▸ **DATA PROVIDED**:
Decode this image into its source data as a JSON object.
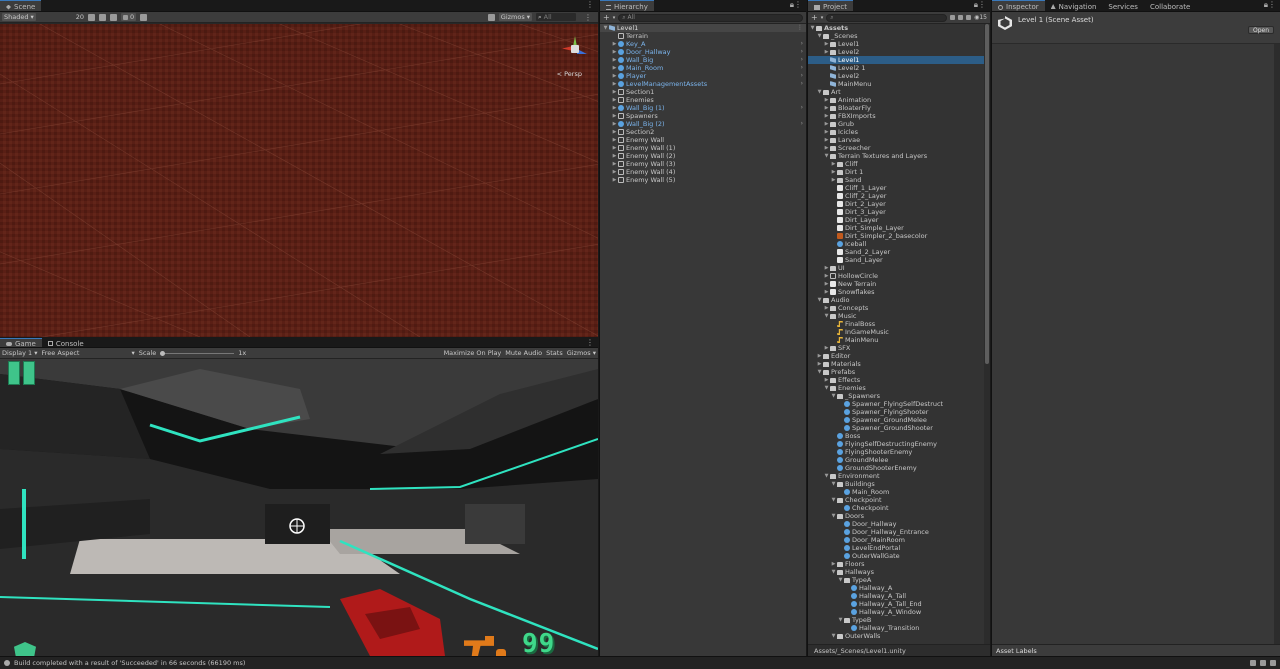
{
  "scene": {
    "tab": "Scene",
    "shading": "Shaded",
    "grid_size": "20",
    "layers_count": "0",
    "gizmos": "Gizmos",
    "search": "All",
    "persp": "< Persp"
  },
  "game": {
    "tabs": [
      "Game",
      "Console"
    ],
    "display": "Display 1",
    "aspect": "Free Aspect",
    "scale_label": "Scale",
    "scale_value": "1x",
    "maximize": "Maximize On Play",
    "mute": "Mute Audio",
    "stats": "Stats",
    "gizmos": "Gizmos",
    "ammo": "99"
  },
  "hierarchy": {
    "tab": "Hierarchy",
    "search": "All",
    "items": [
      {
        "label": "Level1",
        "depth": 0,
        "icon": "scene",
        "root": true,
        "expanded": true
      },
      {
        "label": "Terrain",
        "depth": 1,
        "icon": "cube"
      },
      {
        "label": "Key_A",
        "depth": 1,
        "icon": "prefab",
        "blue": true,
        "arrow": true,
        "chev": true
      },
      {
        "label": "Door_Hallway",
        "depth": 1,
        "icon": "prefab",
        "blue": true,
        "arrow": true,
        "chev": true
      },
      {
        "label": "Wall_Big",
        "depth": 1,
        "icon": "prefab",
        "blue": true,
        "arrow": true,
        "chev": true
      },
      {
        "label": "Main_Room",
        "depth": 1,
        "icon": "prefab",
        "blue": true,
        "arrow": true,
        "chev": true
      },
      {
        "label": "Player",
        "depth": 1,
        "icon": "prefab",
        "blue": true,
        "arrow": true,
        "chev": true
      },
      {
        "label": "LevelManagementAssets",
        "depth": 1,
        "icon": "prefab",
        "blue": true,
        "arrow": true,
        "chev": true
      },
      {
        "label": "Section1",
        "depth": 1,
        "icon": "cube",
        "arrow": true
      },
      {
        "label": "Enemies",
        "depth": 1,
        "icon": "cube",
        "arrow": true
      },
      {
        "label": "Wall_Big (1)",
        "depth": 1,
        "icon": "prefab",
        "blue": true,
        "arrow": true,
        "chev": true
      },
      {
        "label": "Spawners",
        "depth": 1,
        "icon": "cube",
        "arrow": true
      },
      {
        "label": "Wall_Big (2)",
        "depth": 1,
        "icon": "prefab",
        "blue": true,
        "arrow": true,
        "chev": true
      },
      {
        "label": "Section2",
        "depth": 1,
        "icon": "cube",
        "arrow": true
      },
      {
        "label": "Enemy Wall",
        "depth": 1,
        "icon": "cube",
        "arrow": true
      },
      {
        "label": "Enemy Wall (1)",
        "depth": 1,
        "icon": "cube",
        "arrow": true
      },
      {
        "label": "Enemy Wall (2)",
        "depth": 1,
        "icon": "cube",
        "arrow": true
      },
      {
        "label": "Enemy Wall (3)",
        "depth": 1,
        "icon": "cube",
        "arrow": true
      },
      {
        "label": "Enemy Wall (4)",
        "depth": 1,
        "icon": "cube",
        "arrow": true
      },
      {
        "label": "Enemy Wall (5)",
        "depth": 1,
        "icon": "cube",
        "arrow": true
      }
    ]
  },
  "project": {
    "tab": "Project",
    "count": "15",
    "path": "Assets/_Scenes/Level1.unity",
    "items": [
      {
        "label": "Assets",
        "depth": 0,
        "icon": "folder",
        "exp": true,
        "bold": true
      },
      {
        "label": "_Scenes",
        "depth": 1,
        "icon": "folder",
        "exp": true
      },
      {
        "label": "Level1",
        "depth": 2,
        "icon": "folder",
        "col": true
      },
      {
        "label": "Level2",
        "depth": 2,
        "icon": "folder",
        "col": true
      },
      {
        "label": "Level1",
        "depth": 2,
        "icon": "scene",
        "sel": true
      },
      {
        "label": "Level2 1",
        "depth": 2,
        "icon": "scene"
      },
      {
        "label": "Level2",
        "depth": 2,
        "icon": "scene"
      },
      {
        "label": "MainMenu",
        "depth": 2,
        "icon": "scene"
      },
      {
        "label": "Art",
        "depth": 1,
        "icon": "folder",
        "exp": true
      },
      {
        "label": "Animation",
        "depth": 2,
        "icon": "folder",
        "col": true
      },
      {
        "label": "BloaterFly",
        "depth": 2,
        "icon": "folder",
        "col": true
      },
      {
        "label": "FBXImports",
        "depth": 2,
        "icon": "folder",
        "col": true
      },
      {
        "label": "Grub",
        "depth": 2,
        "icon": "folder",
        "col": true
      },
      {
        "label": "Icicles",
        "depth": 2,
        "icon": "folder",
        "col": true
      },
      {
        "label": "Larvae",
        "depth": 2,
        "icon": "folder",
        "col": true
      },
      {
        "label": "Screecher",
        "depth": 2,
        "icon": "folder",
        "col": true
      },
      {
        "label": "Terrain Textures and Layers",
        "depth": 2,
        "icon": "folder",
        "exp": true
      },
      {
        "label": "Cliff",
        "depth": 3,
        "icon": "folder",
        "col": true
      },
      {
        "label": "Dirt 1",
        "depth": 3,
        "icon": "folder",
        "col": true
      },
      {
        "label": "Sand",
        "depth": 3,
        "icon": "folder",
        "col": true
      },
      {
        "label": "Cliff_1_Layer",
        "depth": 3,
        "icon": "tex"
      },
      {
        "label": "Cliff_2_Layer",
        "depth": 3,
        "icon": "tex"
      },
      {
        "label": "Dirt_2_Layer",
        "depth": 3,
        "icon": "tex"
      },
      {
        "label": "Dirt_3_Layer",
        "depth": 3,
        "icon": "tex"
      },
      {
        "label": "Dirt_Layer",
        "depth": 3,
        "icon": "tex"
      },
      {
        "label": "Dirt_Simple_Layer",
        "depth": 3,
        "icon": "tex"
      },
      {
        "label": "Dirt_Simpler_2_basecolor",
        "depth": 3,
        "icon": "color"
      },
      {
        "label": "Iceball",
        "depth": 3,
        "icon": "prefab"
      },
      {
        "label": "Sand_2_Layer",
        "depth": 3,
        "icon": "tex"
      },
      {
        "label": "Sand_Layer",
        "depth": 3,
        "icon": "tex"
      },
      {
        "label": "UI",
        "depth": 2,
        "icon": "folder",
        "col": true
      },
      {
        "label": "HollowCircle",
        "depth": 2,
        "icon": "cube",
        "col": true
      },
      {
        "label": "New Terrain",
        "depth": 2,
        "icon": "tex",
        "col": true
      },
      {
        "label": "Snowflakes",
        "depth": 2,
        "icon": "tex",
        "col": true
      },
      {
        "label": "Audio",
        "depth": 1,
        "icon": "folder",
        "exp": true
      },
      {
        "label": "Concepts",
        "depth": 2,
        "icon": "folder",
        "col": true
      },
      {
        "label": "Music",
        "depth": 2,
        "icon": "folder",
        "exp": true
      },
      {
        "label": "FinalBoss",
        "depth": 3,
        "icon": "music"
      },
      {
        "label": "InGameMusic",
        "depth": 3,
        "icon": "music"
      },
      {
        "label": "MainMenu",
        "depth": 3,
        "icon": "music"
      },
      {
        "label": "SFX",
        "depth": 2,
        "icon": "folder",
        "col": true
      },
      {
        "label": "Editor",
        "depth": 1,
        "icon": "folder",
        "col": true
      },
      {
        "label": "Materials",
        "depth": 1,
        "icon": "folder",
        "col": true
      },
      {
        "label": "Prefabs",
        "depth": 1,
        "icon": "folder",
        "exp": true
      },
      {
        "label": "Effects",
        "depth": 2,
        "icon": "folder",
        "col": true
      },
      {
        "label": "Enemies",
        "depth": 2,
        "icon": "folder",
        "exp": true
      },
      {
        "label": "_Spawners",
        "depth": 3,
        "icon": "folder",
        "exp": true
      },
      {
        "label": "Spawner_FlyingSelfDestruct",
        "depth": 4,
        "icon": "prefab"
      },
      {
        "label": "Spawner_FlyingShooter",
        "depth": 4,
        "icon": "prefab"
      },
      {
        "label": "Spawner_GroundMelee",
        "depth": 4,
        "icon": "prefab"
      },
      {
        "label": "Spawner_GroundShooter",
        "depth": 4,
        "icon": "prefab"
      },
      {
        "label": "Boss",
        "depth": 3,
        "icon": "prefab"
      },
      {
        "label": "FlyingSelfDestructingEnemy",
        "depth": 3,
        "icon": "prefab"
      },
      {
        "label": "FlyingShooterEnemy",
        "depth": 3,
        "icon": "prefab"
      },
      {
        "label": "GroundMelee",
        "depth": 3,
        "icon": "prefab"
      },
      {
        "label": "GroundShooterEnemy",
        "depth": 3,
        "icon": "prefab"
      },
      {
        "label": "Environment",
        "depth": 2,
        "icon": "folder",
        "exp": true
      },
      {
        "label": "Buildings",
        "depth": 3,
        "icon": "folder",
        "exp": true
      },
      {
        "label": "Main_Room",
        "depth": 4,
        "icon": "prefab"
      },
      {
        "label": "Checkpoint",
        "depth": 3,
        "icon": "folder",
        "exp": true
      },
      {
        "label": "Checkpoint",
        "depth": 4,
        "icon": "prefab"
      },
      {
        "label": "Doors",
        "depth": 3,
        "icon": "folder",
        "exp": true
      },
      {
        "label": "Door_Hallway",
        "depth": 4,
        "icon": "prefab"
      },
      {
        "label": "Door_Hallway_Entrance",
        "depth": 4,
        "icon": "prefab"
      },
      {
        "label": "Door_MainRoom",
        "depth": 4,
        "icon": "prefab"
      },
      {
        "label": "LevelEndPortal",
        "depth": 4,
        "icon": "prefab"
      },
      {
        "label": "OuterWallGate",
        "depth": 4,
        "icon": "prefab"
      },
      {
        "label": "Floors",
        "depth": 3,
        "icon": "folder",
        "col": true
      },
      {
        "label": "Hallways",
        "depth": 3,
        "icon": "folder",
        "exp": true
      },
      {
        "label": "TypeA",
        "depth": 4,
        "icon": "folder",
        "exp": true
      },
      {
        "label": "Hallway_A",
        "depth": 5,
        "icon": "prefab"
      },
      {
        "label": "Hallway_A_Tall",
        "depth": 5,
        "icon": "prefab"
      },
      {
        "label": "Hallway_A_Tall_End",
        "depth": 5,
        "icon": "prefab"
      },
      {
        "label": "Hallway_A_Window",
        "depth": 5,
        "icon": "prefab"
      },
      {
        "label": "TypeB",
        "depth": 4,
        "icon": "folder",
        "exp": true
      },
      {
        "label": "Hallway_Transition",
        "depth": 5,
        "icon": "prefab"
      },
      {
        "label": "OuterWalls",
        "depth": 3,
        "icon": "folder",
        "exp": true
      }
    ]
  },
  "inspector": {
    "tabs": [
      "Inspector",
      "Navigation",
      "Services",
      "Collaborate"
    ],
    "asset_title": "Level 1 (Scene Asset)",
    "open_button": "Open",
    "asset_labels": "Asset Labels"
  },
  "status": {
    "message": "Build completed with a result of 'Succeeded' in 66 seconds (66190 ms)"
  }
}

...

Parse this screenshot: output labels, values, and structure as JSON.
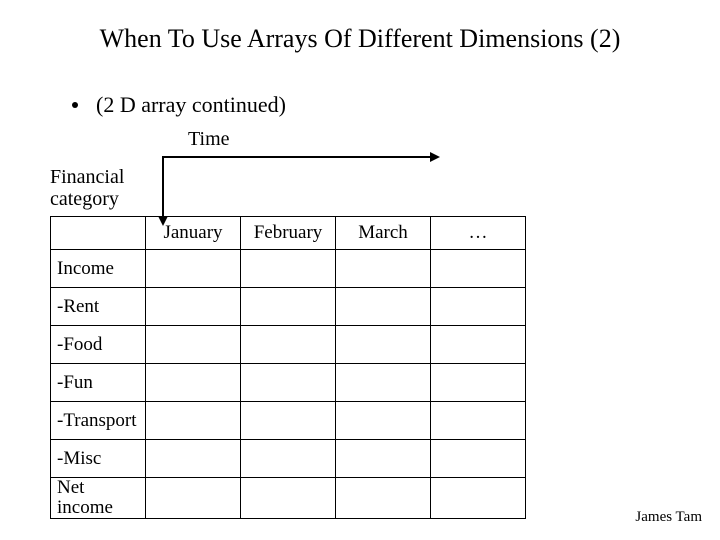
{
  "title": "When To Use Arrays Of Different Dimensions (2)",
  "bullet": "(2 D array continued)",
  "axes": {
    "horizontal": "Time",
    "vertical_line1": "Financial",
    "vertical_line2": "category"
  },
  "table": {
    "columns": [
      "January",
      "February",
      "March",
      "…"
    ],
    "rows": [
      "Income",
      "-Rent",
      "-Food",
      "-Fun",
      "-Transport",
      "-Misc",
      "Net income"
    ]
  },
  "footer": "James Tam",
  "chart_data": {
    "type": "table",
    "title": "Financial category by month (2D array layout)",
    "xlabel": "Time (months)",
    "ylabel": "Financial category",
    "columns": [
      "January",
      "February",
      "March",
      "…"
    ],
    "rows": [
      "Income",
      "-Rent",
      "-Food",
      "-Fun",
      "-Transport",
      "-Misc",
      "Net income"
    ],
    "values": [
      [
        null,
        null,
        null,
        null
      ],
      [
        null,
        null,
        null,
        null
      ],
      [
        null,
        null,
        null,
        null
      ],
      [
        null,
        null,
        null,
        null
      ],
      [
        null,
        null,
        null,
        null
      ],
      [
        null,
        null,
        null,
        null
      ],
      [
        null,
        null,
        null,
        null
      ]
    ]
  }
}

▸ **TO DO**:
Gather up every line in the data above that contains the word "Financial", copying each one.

▸ **WRITTEN SOLUTION**:
    "vertical_line1": "Financial",
    "title": "Financial category by month (2D array layout)",
    "ylabel": "Financial category",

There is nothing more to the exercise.